▶ **Exercise**: All lines from the entries below that contain the string "平台统计" should be copied out.

::: Records for this exercise :::

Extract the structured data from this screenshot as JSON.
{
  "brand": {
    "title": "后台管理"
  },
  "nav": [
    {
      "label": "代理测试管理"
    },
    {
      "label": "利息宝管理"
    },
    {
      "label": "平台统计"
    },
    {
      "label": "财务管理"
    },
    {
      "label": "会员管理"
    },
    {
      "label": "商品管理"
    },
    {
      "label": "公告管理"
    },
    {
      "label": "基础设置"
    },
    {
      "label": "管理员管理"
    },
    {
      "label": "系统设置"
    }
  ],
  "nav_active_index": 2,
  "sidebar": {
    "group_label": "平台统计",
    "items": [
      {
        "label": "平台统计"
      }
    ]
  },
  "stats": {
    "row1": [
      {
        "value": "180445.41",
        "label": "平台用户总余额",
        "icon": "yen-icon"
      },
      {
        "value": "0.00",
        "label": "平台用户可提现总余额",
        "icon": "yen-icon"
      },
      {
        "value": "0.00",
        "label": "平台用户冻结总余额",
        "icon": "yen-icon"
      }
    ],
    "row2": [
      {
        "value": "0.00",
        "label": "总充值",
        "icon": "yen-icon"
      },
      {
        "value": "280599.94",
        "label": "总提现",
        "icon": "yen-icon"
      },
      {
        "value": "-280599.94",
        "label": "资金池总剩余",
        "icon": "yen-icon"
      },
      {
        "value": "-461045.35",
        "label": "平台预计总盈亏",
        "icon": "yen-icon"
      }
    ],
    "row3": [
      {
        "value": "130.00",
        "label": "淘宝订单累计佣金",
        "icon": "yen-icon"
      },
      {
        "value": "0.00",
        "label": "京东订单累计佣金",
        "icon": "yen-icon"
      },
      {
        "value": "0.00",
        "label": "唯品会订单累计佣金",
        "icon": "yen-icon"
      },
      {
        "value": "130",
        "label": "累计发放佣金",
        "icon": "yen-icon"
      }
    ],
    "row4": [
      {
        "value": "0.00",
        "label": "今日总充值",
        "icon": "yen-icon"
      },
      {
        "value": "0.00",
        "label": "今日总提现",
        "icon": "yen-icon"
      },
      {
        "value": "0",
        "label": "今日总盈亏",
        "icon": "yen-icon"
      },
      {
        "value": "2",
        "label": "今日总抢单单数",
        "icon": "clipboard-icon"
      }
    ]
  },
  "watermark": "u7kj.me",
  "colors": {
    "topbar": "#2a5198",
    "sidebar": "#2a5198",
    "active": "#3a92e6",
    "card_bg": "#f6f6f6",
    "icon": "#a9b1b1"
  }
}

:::

▶ **Finished task**:
      "label": "平台统计"
    "group_label": "平台统计",
        "label": "平台统计"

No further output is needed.